Exercise:
Reproduce the entries that follow verbatim, down to the final line.

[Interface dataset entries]
□ □ □ □ □ □ □

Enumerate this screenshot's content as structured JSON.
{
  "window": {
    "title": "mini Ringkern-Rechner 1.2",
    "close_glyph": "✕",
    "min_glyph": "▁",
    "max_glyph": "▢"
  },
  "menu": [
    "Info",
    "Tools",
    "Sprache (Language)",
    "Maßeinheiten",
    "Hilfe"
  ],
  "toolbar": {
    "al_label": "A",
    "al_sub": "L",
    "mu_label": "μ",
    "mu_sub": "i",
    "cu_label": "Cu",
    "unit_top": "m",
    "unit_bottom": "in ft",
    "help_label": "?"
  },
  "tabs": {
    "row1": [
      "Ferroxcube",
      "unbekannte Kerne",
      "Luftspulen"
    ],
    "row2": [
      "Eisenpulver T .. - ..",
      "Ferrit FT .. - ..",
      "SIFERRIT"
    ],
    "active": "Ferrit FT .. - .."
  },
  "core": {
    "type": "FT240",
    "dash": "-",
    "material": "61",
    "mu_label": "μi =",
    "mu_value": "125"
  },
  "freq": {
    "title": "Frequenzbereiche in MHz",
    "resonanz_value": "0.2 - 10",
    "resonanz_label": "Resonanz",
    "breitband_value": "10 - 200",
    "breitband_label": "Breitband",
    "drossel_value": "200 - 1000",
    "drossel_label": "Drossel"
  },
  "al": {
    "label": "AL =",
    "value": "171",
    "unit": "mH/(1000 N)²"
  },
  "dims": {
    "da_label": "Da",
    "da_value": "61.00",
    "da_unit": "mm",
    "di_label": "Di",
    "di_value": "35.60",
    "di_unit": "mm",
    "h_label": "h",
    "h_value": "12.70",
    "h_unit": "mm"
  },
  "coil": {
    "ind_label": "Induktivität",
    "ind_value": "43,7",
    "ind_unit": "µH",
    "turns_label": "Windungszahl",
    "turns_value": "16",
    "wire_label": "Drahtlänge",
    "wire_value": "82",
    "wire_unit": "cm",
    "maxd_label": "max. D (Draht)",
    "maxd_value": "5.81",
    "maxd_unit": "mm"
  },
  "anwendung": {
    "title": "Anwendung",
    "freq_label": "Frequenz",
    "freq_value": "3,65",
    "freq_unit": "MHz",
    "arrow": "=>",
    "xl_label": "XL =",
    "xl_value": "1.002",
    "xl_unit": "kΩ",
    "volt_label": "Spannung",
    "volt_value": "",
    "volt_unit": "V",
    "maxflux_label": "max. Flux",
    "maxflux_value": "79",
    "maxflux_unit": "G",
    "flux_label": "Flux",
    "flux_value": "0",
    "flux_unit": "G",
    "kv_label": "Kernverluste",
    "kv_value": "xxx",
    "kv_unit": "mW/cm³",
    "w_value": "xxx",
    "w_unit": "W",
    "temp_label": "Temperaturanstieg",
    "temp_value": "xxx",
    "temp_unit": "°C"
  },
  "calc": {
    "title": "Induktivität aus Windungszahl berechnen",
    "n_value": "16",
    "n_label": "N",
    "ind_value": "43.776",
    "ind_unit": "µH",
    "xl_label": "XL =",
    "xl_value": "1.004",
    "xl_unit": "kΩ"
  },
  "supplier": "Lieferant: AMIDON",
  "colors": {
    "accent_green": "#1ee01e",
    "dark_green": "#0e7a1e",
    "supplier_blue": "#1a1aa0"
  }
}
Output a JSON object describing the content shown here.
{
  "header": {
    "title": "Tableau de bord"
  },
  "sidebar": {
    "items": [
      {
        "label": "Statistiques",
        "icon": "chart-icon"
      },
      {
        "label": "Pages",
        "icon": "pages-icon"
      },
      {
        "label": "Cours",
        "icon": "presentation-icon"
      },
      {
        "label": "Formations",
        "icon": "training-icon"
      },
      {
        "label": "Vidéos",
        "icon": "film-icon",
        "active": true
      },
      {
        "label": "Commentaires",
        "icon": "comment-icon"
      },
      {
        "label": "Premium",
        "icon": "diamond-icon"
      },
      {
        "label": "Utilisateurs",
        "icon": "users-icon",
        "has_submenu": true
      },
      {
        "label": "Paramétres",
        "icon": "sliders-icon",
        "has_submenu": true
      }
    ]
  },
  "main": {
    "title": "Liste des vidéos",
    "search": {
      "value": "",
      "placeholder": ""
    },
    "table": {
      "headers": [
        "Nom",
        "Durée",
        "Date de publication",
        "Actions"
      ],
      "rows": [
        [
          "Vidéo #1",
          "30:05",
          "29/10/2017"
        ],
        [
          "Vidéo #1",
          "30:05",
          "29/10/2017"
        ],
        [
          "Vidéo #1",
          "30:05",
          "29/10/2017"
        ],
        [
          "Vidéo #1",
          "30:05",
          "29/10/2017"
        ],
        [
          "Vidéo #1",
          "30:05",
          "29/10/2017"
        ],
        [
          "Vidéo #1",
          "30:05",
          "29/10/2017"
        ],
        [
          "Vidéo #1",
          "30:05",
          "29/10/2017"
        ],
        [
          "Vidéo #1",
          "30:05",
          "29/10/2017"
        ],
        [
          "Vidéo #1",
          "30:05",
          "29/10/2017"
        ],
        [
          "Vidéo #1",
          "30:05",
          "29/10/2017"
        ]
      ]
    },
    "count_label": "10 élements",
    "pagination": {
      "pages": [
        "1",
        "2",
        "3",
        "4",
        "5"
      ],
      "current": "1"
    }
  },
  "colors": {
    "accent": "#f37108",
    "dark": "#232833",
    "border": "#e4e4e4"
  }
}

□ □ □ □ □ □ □

Response:
Enumerate this screenshot's content as structured JSON.
{
  "window": {
    "title": "mini Ringkern-Rechner 1.2",
    "close_glyph": "✕",
    "min_glyph": "▁",
    "max_glyph": "▢"
  },
  "menu": [
    "Info",
    "Tools",
    "Sprache (Language)",
    "Maßeinheiten",
    "Hilfe"
  ],
  "toolbar": {
    "al_label": "A",
    "al_sub": "L",
    "mu_label": "μ",
    "mu_sub": "i",
    "cu_label": "Cu",
    "unit_top": "m",
    "unit_bottom": "in ft",
    "help_label": "?"
  },
  "tabs": {
    "row1": [
      "Ferroxcube",
      "unbekannte Kerne",
      "Luftspulen"
    ],
    "row2": [
      "Eisenpulver T .. - ..",
      "Ferrit FT .. - ..",
      "SIFERRIT"
    ],
    "active": "Ferrit FT .. - .."
  },
  "core": {
    "type": "FT240",
    "dash": "-",
    "material": "61",
    "mu_label": "μi =",
    "mu_value": "125"
  },
  "freq": {
    "title": "Frequenzbereiche in MHz",
    "resonanz_value": "0.2 - 10",
    "resonanz_label": "Resonanz",
    "breitband_value": "10 - 200",
    "breitband_label": "Breitband",
    "drossel_value": "200 - 1000",
    "drossel_label": "Drossel"
  },
  "al": {
    "label": "AL =",
    "value": "171",
    "unit": "mH/(1000 N)²"
  },
  "dims": {
    "da_label": "Da",
    "da_value": "61.00",
    "da_unit": "mm",
    "di_label": "Di",
    "di_value": "35.60",
    "di_unit": "mm",
    "h_label": "h",
    "h_value": "12.70",
    "h_unit": "mm"
  },
  "coil": {
    "ind_label": "Induktivität",
    "ind_value": "43,7",
    "ind_unit": "µH",
    "turns_label": "Windungszahl",
    "turns_value": "16",
    "wire_label": "Drahtlänge",
    "wire_value": "82",
    "wire_unit": "cm",
    "maxd_label": "max. D (Draht)",
    "maxd_value": "5.81",
    "maxd_unit": "mm"
  },
  "anwendung": {
    "title": "Anwendung",
    "freq_label": "Frequenz",
    "freq_value": "3,65",
    "freq_unit": "MHz",
    "arrow": "=>",
    "xl_label": "XL =",
    "xl_value": "1.002",
    "xl_unit": "kΩ",
    "volt_label": "Spannung",
    "volt_value": "",
    "volt_unit": "V",
    "maxflux_label": "max. Flux",
    "maxflux_value": "79",
    "maxflux_unit": "G",
    "flux_label": "Flux",
    "flux_value": "0",
    "flux_unit": "G",
    "kv_label": "Kernverluste",
    "kv_value": "xxx",
    "kv_unit": "mW/cm³",
    "w_value": "xxx",
    "w_unit": "W",
    "temp_label": "Temperaturanstieg",
    "temp_value": "xxx",
    "temp_unit": "°C"
  },
  "calc": {
    "title": "Induktivität aus Windungszahl berechnen",
    "n_value": "16",
    "n_label": "N",
    "ind_value": "43.776",
    "ind_unit": "µH",
    "xl_label": "XL =",
    "xl_value": "1.004",
    "xl_unit": "kΩ"
  },
  "supplier": "Lieferant: AMIDON",
  "colors": {
    "accent_green": "#1ee01e",
    "dark_green": "#0e7a1e",
    "supplier_blue": "#1a1aa0"
  }
}
Output a JSON object describing the content shown here.
{
  "header": {
    "title": "Tableau de bord"
  },
  "sidebar": {
    "items": [
      {
        "label": "Statistiques",
        "icon": "chart-icon"
      },
      {
        "label": "Pages",
        "icon": "pages-icon"
      },
      {
        "label": "Cours",
        "icon": "presentation-icon"
      },
      {
        "label": "Formations",
        "icon": "training-icon"
      },
      {
        "label": "Vidéos",
        "icon": "film-icon",
        "active": true
      },
      {
        "label": "Commentaires",
        "icon": "comment-icon"
      },
      {
        "label": "Premium",
        "icon": "diamond-icon"
      },
      {
        "label": "Utilisateurs",
        "icon": "users-icon",
        "has_submenu": true
      },
      {
        "label": "Paramétres",
        "icon": "sliders-icon",
        "has_submenu": true
      }
    ]
  },
  "main": {
    "title": "Liste des vidéos",
    "search": {
      "value": "",
      "placeholder": ""
    },
    "table": {
      "headers": [
        "Nom",
        "Durée",
        "Date de publication",
        "Actions"
      ],
      "rows": [
        [
          "Vidéo #1",
          "30:05",
          "29/10/2017"
        ],
        [
          "Vidéo #1",
          "30:05",
          "29/10/2017"
        ],
        [
          "Vidéo #1",
          "30:05",
          "29/10/2017"
        ],
        [
          "Vidéo #1",
          "30:05",
          "29/10/2017"
        ],
        [
          "Vidéo #1",
          "30:05",
          "29/10/2017"
        ],
        [
          "Vidéo #1",
          "30:05",
          "29/10/2017"
        ],
        [
          "Vidéo #1",
          "30:05",
          "29/10/2017"
        ],
        [
          "Vidéo #1",
          "30:05",
          "29/10/2017"
        ],
        [
          "Vidéo #1",
          "30:05",
          "29/10/2017"
        ],
        [
          "Vidéo #1",
          "30:05",
          "29/10/2017"
        ]
      ]
    },
    "count_label": "10 élements",
    "pagination": {
      "pages": [
        "1",
        "2",
        "3",
        "4",
        "5"
      ],
      "current": "1"
    }
  },
  "colors": {
    "accent": "#f37108",
    "dark": "#232833",
    "border": "#e4e4e4"
  }
}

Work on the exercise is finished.